The new rules change the current “pay as you go” requirement to “cut as you go.” Under this rule, any new spending must be paid for by spending cuts elsewhere, but cannot be paid for by an increase in taxes. However, taxes can be cut without a need to find an offset, i.e., a way to pay for the tax cut, which will work against deficit reduction. The rules also apply savings from discretionary spending cuts in appropriations to deficit reduction, rather than to other priorities within a bill.
Another rule allows Budget Committee Chairman Ryan to set FY11 budget levels for the House Appropriations Committee to use for spending bills, independent from a budget resolution, where spending levels are traditionally set.

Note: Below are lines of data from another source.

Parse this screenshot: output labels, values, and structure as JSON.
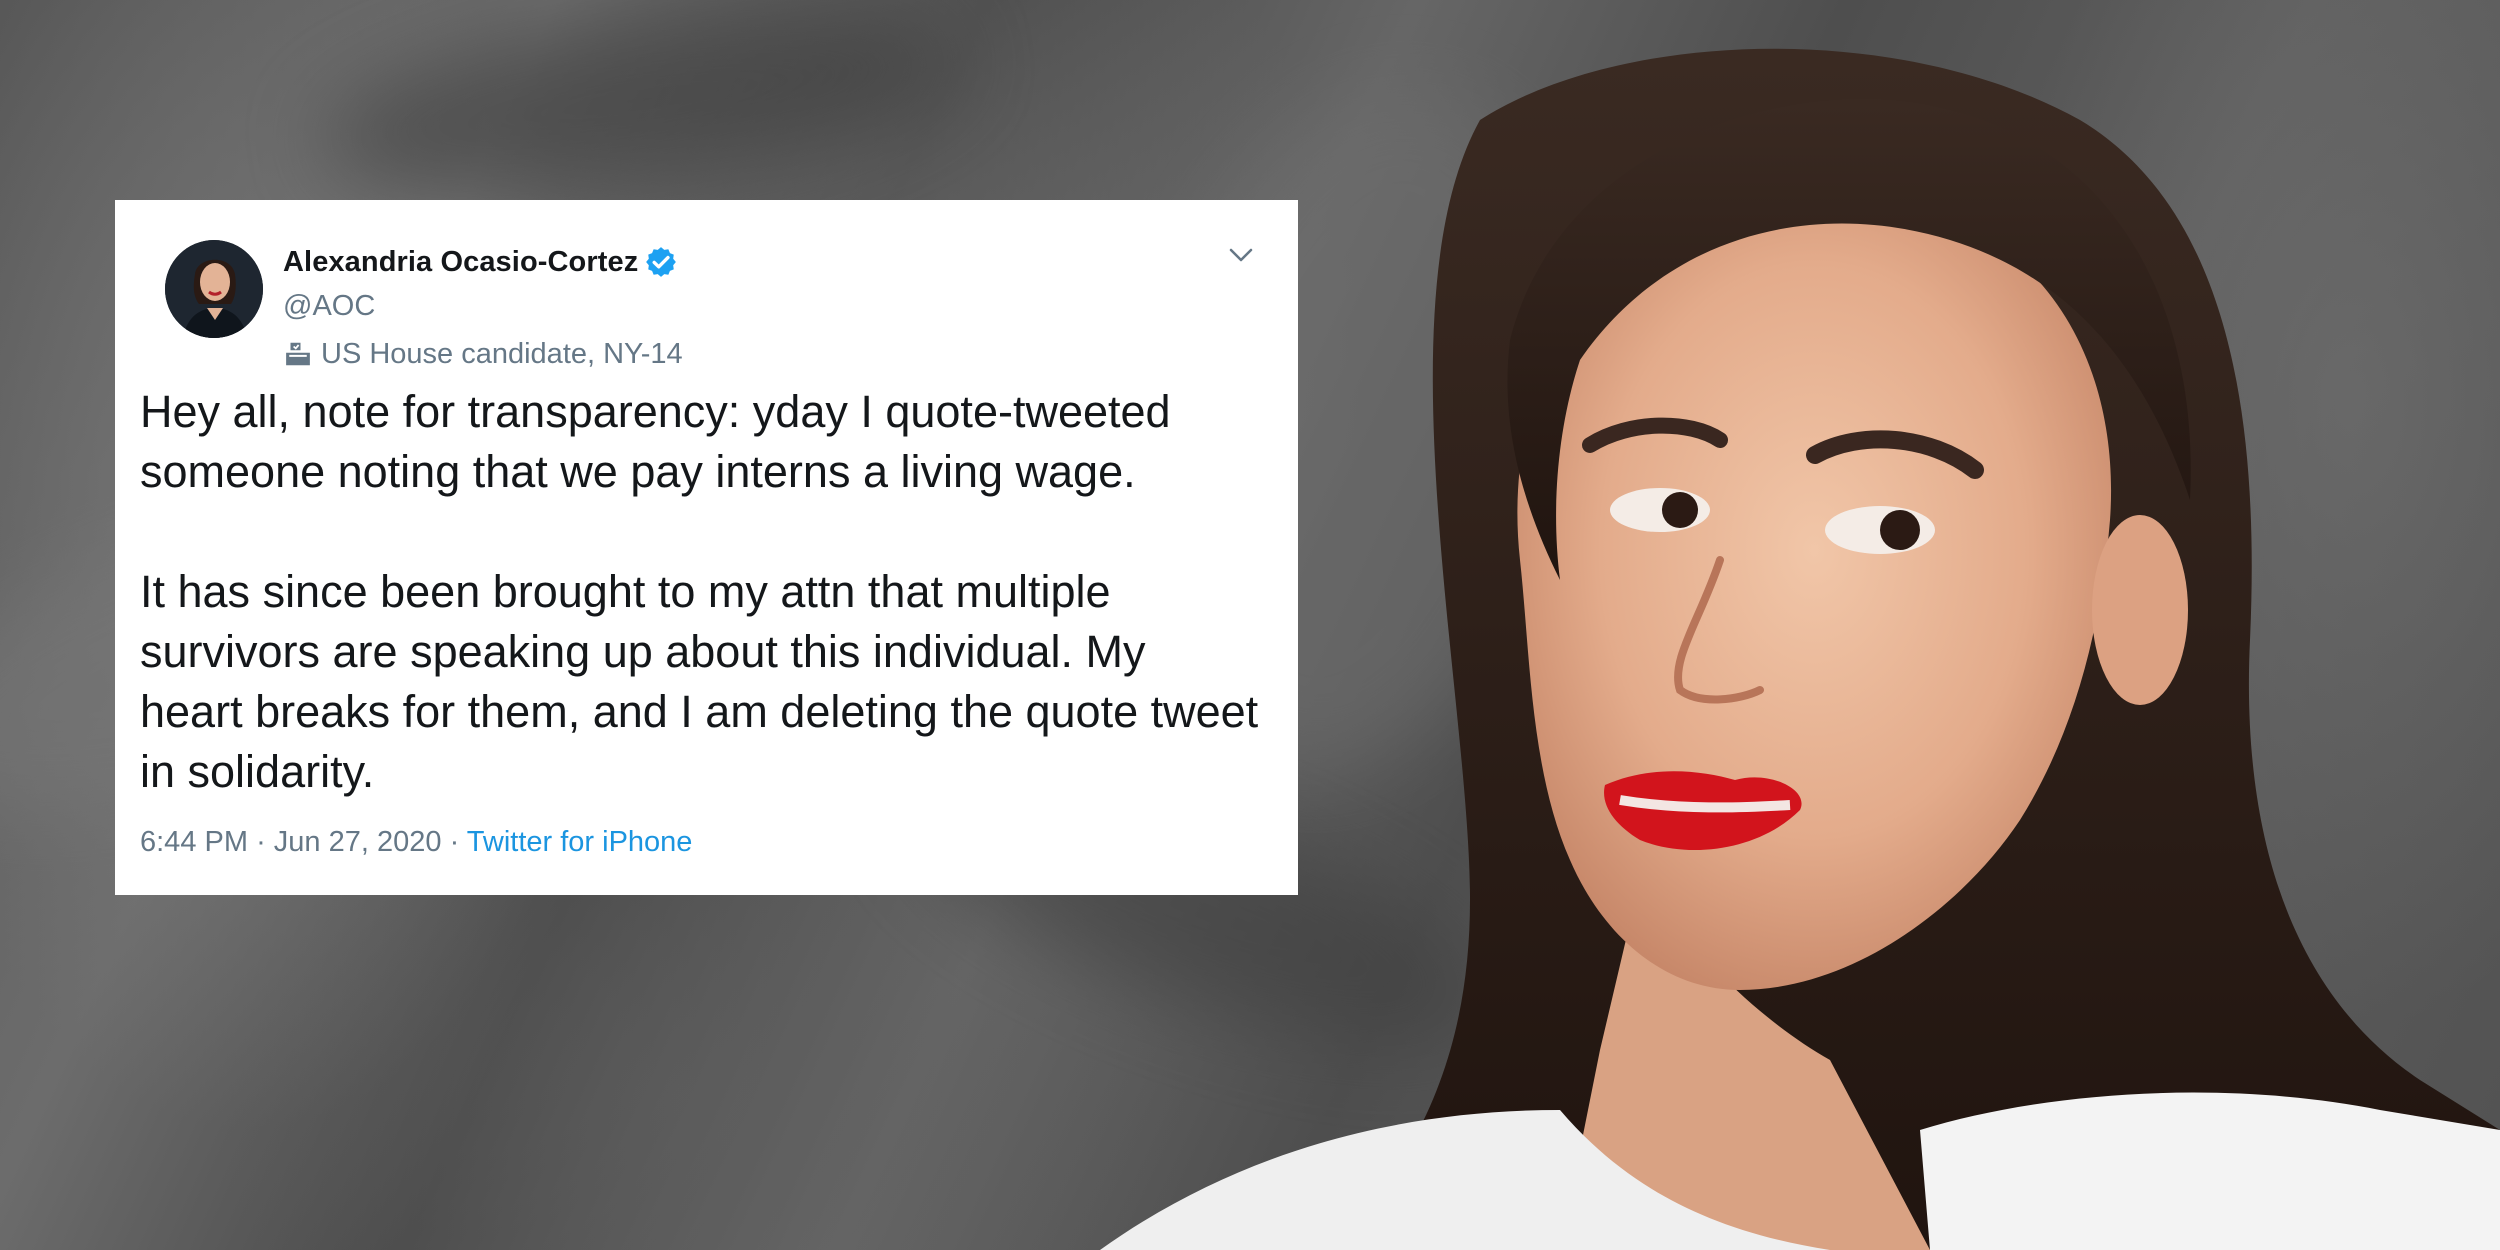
{
  "tweet": {
    "author_name": "Alexandria Ocasio-Cortez",
    "handle": "@AOC",
    "bio_label": "US House candidate, NY-14",
    "paragraphs": [
      "Hey all, note for transparency: yday I quote-tweeted someone noting that we pay interns a living wage.",
      "It has since been brought to my attn that multiple survivors are speaking up about this individual. My heart breaks for them, and I am deleting the quote tweet in solidarity."
    ],
    "time": "6:44 PM",
    "separator": "·",
    "date": "Jun 27, 2020",
    "source": "Twitter for iPhone"
  },
  "icons": {
    "verified": "verified-badge-icon",
    "ballot": "ballot-box-icon",
    "menu": "chevron-down-icon"
  },
  "colors": {
    "verified_blue": "#1da1f2",
    "text_primary": "#14171a",
    "text_secondary": "#657786",
    "link": "#1b95e0"
  }
}
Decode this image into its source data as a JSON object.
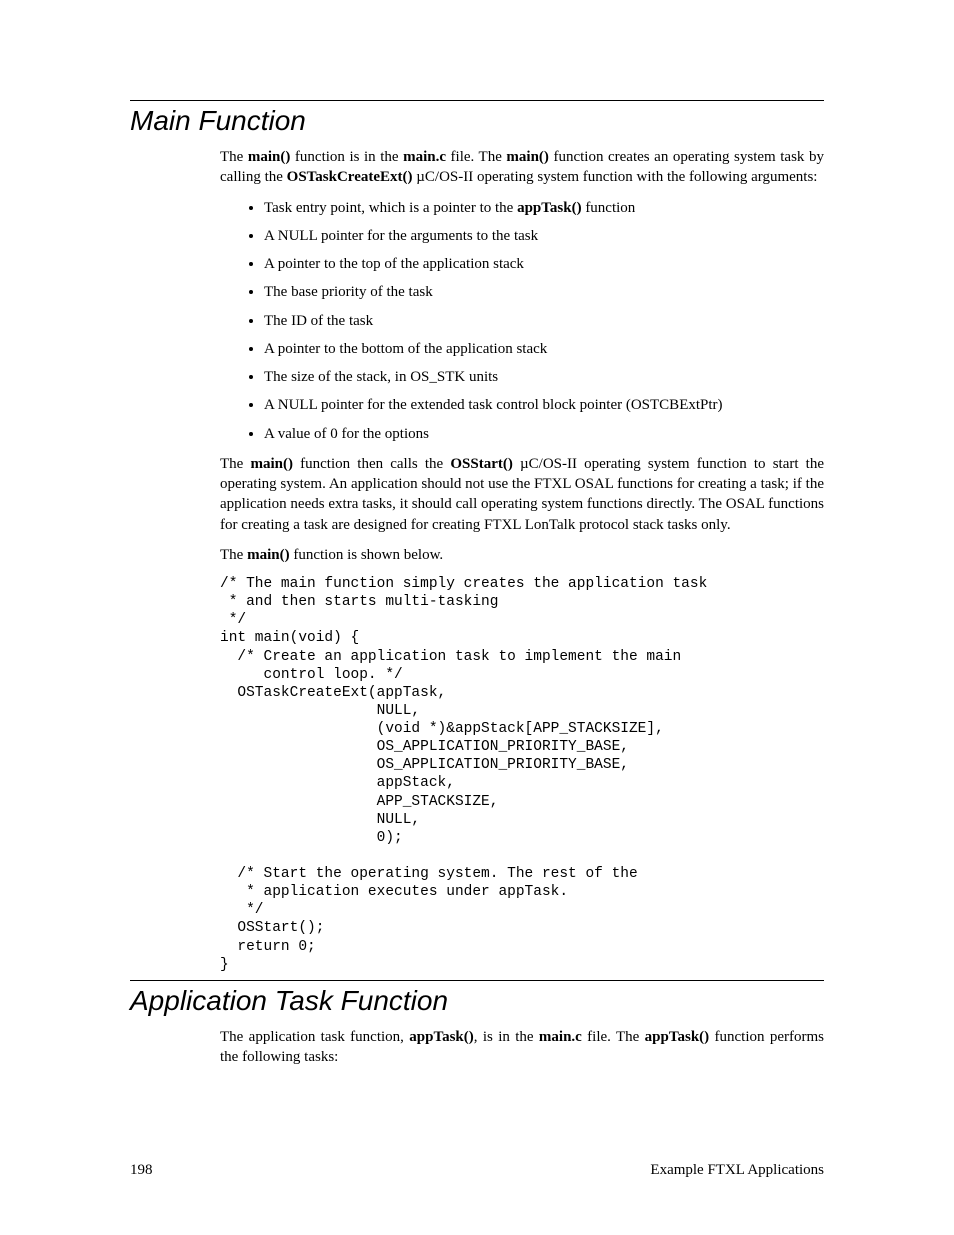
{
  "section1": {
    "heading": "Main Function",
    "para1_parts": [
      "The ",
      "main()",
      " function is in the ",
      "main.c",
      " file.  The ",
      "main()",
      " function creates an operating system task by calling the ",
      "OSTaskCreateExt()",
      " µC/OS-II operating system function with the following arguments:"
    ],
    "bullets": [
      {
        "pre": "Task entry point, which is a pointer to the ",
        "bold": "appTask()",
        "post": " function"
      },
      {
        "text": "A NULL pointer for the arguments to the task"
      },
      {
        "text": "A pointer to the top of the application stack"
      },
      {
        "text": "The base priority of the task"
      },
      {
        "text": "The ID of the task"
      },
      {
        "text": "A pointer to the bottom of the application stack"
      },
      {
        "text": "The size of the stack, in OS_STK units"
      },
      {
        "text": "A NULL pointer for the extended task control block pointer (OSTCBExtPtr)"
      },
      {
        "text": "A value of 0 for the options"
      }
    ],
    "para2_parts": [
      "The ",
      "main()",
      " function then calls the ",
      "OSStart()",
      " µC/OS-II operating system function to start the operating system.  An application should not use the FTXL OSAL functions for creating a task; if the application needs extra tasks, it should call operating system functions directly.  The OSAL functions for creating a task are designed for creating FTXL LonTalk protocol stack tasks only."
    ],
    "para3_parts": [
      "The ",
      "main()",
      " function is shown below."
    ],
    "code": "/* The main function simply creates the application task\n * and then starts multi-tasking\n */\nint main(void) {\n  /* Create an application task to implement the main\n     control loop. */\n  OSTaskCreateExt(appTask,\n                  NULL,\n                  (void *)&appStack[APP_STACKSIZE],\n                  OS_APPLICATION_PRIORITY_BASE,\n                  OS_APPLICATION_PRIORITY_BASE,\n                  appStack,\n                  APP_STACKSIZE,\n                  NULL,\n                  0);\n\n  /* Start the operating system. The rest of the\n   * application executes under appTask.\n   */\n  OSStart();\n  return 0;\n}"
  },
  "section2": {
    "heading": "Application Task Function",
    "para1_parts": [
      "The application task function, ",
      "appTask()",
      ", is in the ",
      "main.c",
      " file.  The ",
      "appTask()",
      " function performs the following tasks:"
    ]
  },
  "footer": {
    "page_number": "198",
    "right": "Example FTXL Applications"
  }
}
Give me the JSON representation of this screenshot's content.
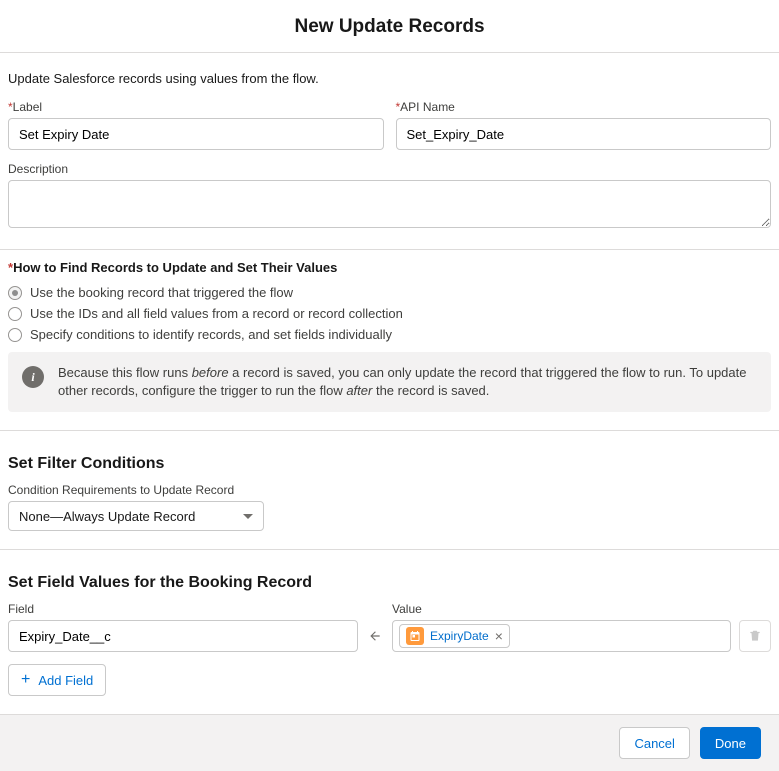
{
  "modal": {
    "title": "New Update Records"
  },
  "intro": "Update Salesforce records using values from the flow.",
  "labels": {
    "label": "Label",
    "apiName": "API Name",
    "description": "Description"
  },
  "fields": {
    "label": "Set Expiry Date",
    "apiName": "Set_Expiry_Date",
    "description": ""
  },
  "find": {
    "heading": "How to Find Records to Update and Set Their Values",
    "options": [
      "Use the booking record that triggered the flow",
      "Use the IDs and all field values from a record or record collection",
      "Specify conditions to identify records, and set fields individually"
    ],
    "selectedIndex": 0
  },
  "info": {
    "pre": "Because this flow runs ",
    "em1": "before",
    "mid": " a record is saved, you can only update the record that triggered the flow to run. To update other records, configure the trigger to run the flow ",
    "em2": "after",
    "post": " the record is saved."
  },
  "filter": {
    "heading": "Set Filter Conditions",
    "label": "Condition Requirements to Update Record",
    "selected": "None—Always Update Record"
  },
  "setValues": {
    "heading": "Set Field Values for the Booking Record",
    "fieldLabel": "Field",
    "valueLabel": "Value",
    "rows": [
      {
        "field": "Expiry_Date__c",
        "valuePill": "ExpiryDate"
      }
    ],
    "addField": "Add Field"
  },
  "footer": {
    "cancel": "Cancel",
    "done": "Done"
  }
}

The House has the opportunity to reconstruct its FY11 Transportation, Housing and Urban Development (T-HUD) appropriations bill, which it passed in July 2010. The Senate did not do the same (see Memo, 7/30/10, 12/23/10). The government has been funded under four continuing resolutions (CR) since the start of the fiscal year. The current CR expires on March 4.
Several plans to reduce discretionary spending circulated at the end of 2010, including House Republicans’ “Pledge for America,” which proposed spending reductions to FY08 levels. Speaker Representative John Boehner’s (R-WI) suggestion to cut nondefense discretionary programs by $101 billion could severely impact households that HUD programs now serve. Mr. Boehner has suggested breaking appropriations legislation into individual bills for each federal agency, which could result in deeper and more consistent cuts.
Cutting discretionary spending by more than $100 billion could reduce Tenant-Based Rental Assistance by $4 billion, causing 475,000 households to lose their rental assistance and likely their homes. The Project-Based Rental Assistance program could experience a $2.3 billion reduction, the Public Housing Capital and Operating Funds a $1.5 billion decrease, the Community Development Block Grant a $7 billion cut, and Homeless Assistance Grants a $500 million reduction.
Meanwhile, Representatives Marsha Blackburn (R-TN) and Robert Woodall (R-GA) have introduced legislation to slash discretionary spending. Ms. Blackburn offered three bills that would make 5%, 10% and 15% cuts to non-defense, non-homeland security and non-veterans affairs spending, respectively, for FY11 and FY12. Mr. Woodall’s bill would reduce total discretionary funding to levels established in the CR.
NLIHC is monitoring Congressional developments on HUD appropriations and will issue a “Call to Action” when advocate calls to Capitol Hill will be most effective.